* **TASK ITEM**
Repeat the records below word for word and omit each image.
___ PROVIDED ENTRIES
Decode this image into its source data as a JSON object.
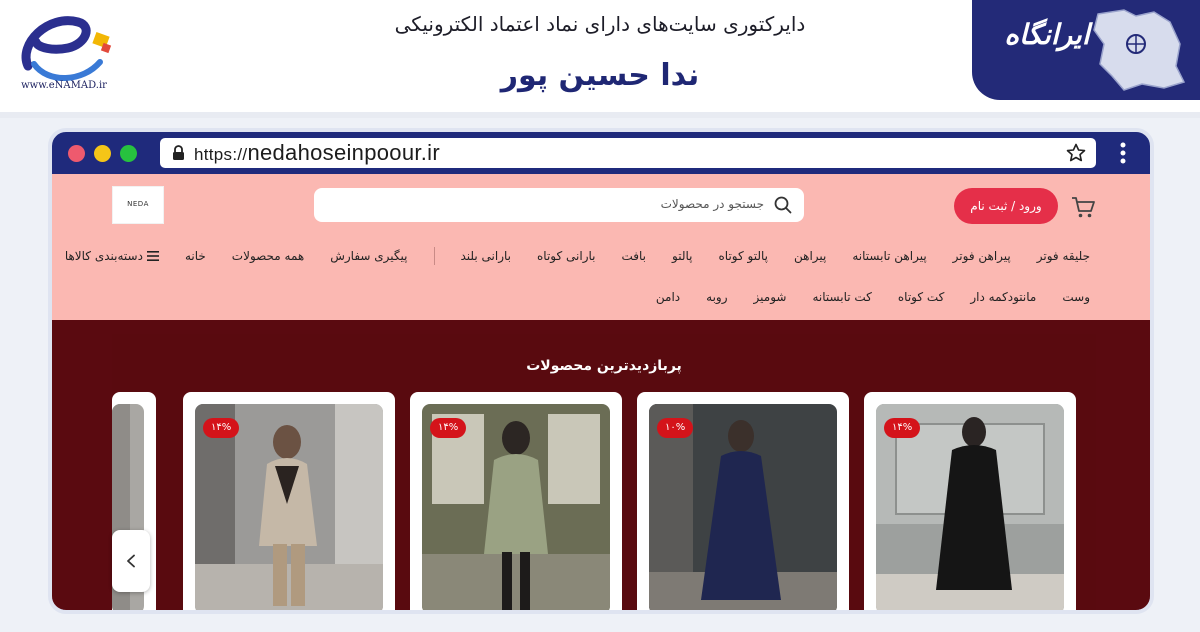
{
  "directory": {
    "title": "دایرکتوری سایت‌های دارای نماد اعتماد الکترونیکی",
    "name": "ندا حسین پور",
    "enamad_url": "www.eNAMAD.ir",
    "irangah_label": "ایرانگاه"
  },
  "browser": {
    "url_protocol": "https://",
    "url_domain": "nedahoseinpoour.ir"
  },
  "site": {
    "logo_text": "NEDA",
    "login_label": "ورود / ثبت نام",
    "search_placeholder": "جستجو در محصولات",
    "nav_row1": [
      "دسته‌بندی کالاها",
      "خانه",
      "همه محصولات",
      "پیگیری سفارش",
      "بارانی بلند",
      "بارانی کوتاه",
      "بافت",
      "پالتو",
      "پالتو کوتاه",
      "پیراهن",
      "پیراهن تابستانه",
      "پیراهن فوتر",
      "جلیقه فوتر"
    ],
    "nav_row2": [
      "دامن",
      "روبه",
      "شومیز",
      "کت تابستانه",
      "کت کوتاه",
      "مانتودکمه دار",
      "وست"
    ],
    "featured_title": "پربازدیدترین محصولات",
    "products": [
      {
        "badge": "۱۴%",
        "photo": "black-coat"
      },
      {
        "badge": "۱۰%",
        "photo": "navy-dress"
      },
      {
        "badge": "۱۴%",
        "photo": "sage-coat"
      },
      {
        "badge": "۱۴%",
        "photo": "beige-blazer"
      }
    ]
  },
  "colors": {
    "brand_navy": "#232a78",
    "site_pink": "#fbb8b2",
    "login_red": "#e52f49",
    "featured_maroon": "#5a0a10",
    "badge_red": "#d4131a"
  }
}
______
* **TASK SOLUTION**
Decode this image into its source data as a JSON object.
{
  "directory": {
    "title": "دایرکتوری سایت‌های دارای نماد اعتماد الکترونیکی",
    "name": "ندا حسین پور",
    "enamad_url": "www.eNAMAD.ir",
    "irangah_label": "ایرانگاه"
  },
  "browser": {
    "url_protocol": "https://",
    "url_domain": "nedahoseinpoour.ir"
  },
  "site": {
    "logo_text": "NEDA",
    "login_label": "ورود / ثبت نام",
    "search_placeholder": "جستجو در محصولات",
    "nav_row1": [
      "دسته‌بندی کالاها",
      "خانه",
      "همه محصولات",
      "پیگیری سفارش",
      "بارانی بلند",
      "بارانی کوتاه",
      "بافت",
      "پالتو",
      "پالتو کوتاه",
      "پیراهن",
      "پیراهن تابستانه",
      "پیراهن فوتر",
      "جلیقه فوتر"
    ],
    "nav_row2": [
      "دامن",
      "روبه",
      "شومیز",
      "کت تابستانه",
      "کت کوتاه",
      "مانتودکمه دار",
      "وست"
    ],
    "featured_title": "پربازدیدترین محصولات",
    "products": [
      {
        "badge": "۱۴%",
        "photo": "black-coat"
      },
      {
        "badge": "۱۰%",
        "photo": "navy-dress"
      },
      {
        "badge": "۱۴%",
        "photo": "sage-coat"
      },
      {
        "badge": "۱۴%",
        "photo": "beige-blazer"
      }
    ]
  },
  "colors": {
    "brand_navy": "#232a78",
    "site_pink": "#fbb8b2",
    "login_red": "#e52f49",
    "featured_maroon": "#5a0a10",
    "badge_red": "#d4131a"
  }
}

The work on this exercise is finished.